§ Exercise prompt
Show all lines containing "JSON" from the data below.

§ Source data

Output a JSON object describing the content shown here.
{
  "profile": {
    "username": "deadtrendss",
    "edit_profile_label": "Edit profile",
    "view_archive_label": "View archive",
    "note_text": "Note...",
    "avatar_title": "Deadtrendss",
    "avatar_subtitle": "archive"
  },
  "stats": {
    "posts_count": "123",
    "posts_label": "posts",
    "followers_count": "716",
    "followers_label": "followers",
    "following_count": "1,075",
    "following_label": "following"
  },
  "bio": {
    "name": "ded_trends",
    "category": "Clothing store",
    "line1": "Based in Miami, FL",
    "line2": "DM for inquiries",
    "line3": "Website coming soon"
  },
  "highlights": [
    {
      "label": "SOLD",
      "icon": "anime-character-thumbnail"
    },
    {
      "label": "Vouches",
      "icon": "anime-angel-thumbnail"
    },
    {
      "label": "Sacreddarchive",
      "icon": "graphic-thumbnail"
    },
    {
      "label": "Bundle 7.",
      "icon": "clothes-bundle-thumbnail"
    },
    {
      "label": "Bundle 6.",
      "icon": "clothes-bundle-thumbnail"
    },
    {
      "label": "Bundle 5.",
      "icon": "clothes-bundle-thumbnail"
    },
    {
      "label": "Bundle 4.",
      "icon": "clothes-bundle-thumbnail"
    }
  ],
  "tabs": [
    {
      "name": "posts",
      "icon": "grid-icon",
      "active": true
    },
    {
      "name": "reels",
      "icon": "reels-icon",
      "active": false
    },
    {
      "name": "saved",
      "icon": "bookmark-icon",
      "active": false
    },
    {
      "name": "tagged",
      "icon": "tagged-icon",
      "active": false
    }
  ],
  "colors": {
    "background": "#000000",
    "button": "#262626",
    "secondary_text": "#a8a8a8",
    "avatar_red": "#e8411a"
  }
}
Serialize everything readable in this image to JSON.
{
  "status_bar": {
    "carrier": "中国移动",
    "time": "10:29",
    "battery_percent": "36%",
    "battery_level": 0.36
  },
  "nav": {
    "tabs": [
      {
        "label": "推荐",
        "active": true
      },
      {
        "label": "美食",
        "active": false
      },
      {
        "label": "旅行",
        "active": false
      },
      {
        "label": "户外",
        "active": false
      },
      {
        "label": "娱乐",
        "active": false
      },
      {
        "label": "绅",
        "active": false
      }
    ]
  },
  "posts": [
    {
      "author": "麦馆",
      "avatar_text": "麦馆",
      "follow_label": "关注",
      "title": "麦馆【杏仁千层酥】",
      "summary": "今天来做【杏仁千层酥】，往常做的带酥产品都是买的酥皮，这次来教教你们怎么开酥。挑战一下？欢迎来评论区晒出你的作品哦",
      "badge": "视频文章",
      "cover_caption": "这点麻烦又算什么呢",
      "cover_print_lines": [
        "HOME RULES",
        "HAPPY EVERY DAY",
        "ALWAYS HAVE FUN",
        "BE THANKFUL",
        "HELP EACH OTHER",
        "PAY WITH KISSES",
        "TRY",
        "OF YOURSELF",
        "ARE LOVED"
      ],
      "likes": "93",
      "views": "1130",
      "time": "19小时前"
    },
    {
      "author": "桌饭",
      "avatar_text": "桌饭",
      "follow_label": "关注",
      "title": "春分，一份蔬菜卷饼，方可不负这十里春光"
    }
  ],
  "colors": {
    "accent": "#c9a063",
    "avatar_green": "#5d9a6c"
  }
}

§ Answer section
Output a JSON object describing the content shown here.
Serialize everything readable in this image to JSON.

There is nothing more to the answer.